__WHAT IS REQUIRED__: Look through the entries that follow and return each line that has the string "placeholder".

===== DATA FOR THIS TASK

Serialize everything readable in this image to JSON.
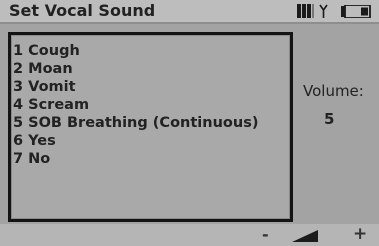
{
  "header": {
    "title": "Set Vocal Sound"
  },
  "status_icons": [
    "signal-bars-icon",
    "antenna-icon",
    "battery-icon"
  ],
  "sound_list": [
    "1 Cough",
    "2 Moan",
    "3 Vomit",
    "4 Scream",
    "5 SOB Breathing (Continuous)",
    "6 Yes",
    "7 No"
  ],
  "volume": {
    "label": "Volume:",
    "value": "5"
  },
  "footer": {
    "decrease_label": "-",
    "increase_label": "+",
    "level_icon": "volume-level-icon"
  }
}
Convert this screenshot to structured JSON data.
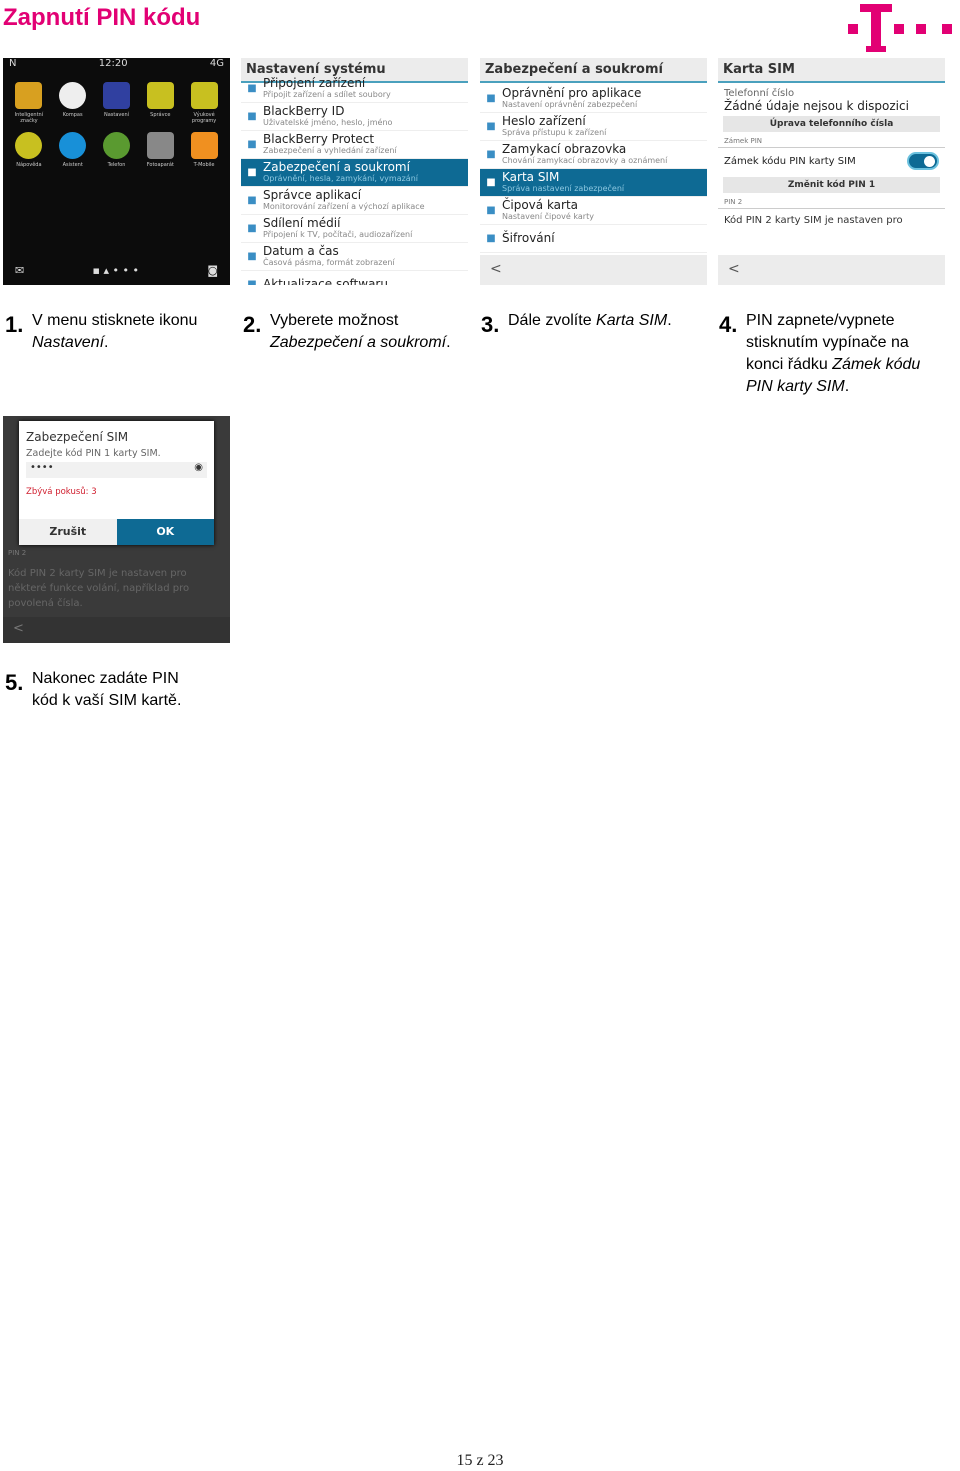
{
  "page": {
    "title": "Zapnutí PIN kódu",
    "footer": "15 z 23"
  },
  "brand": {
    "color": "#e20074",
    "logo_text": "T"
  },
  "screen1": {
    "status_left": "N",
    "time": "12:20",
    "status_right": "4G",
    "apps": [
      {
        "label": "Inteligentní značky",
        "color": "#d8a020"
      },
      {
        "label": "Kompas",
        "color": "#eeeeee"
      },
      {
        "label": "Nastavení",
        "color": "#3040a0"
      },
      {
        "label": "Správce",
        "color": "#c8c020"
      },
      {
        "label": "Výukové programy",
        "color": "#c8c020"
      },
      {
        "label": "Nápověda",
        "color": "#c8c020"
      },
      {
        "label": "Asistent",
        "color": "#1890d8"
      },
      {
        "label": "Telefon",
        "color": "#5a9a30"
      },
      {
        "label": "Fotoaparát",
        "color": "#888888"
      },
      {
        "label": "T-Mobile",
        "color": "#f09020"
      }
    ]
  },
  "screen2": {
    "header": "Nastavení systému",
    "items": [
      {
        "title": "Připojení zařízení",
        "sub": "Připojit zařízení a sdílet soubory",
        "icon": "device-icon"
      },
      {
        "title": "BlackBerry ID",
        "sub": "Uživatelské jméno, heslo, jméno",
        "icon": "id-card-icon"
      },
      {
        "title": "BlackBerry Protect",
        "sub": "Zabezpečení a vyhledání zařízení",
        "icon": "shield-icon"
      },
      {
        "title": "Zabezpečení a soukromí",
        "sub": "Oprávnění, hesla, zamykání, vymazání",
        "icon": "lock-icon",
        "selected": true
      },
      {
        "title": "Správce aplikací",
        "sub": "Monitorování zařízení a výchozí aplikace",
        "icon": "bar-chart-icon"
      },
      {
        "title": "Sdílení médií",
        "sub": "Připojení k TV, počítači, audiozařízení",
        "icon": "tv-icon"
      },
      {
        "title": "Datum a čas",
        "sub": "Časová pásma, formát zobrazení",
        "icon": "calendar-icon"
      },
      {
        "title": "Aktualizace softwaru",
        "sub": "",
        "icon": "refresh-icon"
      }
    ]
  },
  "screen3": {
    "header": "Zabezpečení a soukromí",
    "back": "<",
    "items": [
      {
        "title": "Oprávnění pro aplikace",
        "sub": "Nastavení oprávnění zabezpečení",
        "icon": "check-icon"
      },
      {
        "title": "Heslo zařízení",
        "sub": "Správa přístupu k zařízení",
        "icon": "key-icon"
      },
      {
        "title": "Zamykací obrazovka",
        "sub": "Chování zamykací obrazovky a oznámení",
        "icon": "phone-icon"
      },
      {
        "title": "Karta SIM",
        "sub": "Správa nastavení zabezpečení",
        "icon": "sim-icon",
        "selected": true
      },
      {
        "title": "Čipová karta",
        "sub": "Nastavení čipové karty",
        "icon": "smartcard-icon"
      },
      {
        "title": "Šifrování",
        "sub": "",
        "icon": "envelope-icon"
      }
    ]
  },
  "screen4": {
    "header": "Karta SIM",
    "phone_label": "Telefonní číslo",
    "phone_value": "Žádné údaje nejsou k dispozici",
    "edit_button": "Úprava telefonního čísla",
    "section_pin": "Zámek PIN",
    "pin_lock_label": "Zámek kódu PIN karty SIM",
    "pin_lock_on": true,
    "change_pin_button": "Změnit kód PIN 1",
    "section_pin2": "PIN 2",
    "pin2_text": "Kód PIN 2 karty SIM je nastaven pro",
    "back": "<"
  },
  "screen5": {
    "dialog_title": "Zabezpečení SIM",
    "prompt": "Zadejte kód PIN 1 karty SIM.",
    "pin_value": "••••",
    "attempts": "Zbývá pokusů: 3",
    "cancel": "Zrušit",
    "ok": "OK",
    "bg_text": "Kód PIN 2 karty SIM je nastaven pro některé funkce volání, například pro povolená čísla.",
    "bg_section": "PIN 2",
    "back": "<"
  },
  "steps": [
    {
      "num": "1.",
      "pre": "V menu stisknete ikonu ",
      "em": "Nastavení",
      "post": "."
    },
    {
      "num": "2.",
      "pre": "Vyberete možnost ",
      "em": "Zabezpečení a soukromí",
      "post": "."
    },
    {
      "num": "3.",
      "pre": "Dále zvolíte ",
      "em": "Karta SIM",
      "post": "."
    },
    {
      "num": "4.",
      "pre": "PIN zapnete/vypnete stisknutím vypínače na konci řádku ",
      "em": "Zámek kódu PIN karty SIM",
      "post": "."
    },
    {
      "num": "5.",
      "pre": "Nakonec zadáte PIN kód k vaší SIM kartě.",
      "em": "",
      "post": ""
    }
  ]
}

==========
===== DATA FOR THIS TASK

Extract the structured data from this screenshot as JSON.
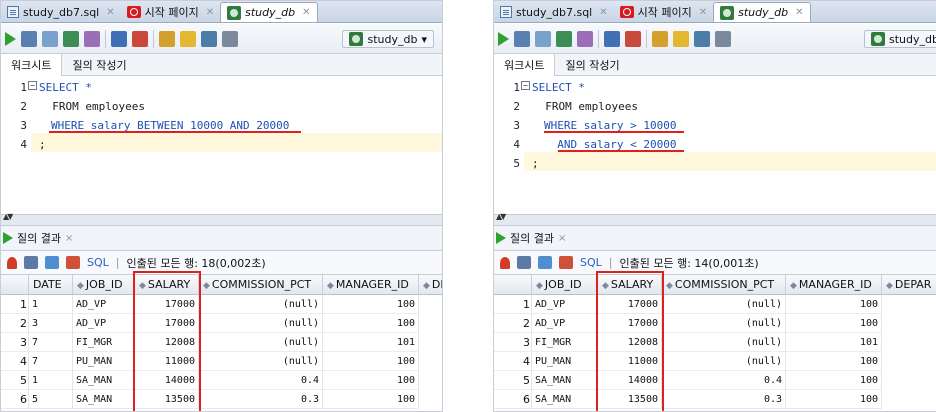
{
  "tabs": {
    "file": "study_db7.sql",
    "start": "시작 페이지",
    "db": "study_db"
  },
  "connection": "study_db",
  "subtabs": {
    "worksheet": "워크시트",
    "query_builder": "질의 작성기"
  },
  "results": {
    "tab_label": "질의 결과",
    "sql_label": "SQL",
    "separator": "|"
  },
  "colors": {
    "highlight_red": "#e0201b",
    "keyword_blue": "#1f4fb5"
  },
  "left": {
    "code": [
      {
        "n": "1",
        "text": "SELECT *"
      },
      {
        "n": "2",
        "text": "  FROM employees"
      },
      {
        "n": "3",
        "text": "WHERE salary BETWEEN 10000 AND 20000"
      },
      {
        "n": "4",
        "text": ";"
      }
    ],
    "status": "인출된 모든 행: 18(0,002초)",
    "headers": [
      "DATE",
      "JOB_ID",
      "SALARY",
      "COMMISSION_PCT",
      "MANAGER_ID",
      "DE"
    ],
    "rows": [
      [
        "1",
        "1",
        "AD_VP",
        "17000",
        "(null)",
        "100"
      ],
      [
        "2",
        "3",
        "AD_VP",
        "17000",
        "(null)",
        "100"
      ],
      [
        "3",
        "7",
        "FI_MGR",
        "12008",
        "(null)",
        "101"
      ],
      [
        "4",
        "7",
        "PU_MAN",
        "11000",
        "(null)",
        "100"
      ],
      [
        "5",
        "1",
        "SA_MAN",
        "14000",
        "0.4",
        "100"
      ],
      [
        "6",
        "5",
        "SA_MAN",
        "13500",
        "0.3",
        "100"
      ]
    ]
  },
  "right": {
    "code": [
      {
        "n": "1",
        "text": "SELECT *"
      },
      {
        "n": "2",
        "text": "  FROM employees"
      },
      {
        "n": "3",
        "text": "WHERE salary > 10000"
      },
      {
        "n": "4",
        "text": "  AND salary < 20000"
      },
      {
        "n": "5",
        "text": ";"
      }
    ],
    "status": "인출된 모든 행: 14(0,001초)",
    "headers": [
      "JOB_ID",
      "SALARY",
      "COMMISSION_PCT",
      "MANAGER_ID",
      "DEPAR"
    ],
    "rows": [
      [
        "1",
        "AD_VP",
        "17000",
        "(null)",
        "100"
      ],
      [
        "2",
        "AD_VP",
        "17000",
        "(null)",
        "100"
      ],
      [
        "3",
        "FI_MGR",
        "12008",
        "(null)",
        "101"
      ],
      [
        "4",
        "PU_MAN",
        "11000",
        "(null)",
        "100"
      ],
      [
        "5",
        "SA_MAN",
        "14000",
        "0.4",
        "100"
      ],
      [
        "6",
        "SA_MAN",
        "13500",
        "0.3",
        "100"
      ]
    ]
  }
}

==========
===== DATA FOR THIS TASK

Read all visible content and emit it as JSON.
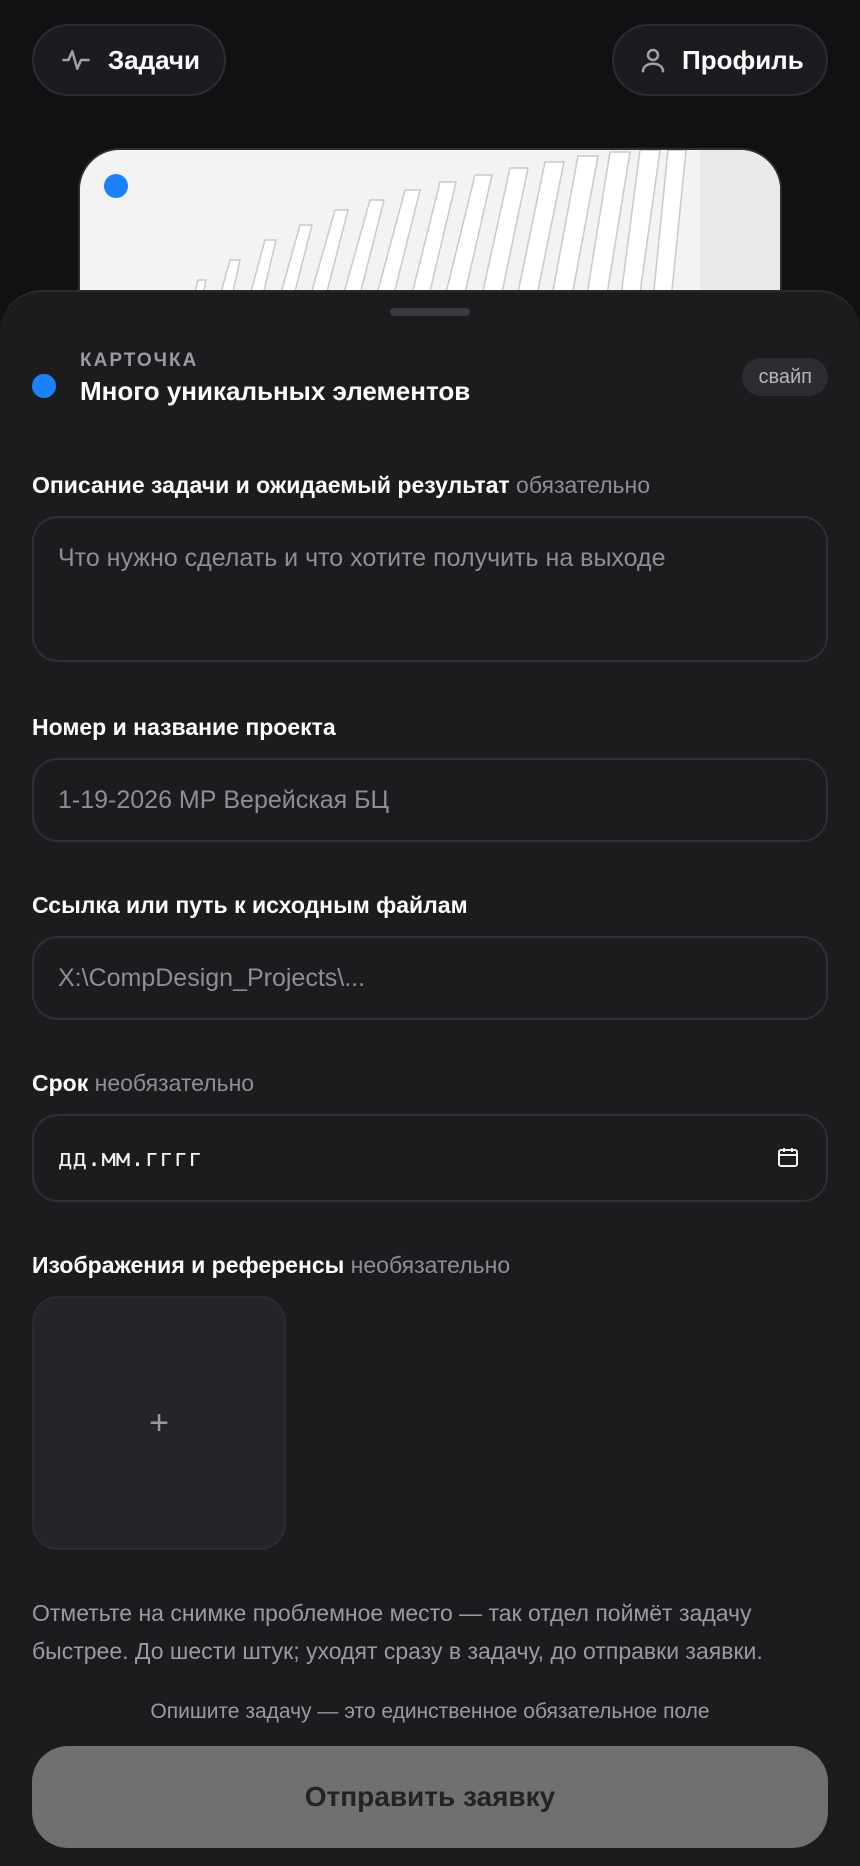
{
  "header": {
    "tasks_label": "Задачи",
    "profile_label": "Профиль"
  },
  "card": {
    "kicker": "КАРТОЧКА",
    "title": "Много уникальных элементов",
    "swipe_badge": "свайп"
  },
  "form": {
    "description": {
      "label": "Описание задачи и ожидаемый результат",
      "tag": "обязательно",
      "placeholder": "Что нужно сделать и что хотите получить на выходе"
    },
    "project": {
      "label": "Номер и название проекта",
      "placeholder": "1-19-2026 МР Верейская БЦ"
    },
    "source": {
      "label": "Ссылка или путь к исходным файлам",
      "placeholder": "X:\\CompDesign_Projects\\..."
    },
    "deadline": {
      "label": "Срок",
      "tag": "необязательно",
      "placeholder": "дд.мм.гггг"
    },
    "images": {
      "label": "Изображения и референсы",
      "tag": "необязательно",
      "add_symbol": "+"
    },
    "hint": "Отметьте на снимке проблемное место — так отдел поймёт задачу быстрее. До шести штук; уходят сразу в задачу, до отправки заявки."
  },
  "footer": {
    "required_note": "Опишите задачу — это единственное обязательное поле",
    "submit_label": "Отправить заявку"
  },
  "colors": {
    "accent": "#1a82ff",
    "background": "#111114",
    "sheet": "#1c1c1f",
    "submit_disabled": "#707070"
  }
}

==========

__RESPONSE TO THIS EXERCISE__:
      "placeholder": "Что нужно сделать и что хотите получить на выходе"
      "placeholder": "1-19-2026 МР Верейская БЦ"
      "placeholder": "X:\\CompDesign_Projects\\..."
      "placeholder": "дд.мм.гггг"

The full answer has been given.